What you have to do:
One number is the whole answer: the tally of lines in the records that include the word "Nordick".

Source data:
━━━━━━

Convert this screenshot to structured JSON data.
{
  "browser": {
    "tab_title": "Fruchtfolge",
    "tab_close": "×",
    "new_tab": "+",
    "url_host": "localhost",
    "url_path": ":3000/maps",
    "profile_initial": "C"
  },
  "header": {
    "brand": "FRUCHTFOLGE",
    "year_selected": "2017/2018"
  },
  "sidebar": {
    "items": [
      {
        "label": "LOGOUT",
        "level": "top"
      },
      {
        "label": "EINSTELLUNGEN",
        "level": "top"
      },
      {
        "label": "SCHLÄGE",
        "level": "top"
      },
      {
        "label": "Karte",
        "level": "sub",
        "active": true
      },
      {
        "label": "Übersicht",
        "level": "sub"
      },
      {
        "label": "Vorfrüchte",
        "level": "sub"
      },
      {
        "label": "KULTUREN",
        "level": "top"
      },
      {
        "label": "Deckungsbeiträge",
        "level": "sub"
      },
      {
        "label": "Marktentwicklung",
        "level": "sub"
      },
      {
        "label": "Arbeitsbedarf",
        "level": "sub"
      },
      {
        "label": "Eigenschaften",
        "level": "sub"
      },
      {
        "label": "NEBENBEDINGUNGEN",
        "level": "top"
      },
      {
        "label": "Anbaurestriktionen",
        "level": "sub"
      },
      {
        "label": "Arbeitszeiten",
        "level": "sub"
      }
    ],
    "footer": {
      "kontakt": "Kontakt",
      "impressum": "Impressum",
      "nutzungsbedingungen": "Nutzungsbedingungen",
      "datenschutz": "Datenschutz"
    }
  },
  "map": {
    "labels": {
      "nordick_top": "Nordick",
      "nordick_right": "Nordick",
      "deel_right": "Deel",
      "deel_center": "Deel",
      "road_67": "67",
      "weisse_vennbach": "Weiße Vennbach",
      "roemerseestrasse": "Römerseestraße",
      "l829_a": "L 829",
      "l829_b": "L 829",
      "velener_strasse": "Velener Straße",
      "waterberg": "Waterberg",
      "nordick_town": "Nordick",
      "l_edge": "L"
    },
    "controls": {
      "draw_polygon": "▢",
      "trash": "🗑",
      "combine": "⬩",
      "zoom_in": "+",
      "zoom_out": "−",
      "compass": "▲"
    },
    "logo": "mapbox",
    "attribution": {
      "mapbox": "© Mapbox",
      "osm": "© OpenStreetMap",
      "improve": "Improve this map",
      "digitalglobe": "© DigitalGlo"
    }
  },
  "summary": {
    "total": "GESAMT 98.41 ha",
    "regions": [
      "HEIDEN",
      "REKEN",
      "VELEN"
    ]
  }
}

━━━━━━

Completed exercise:
3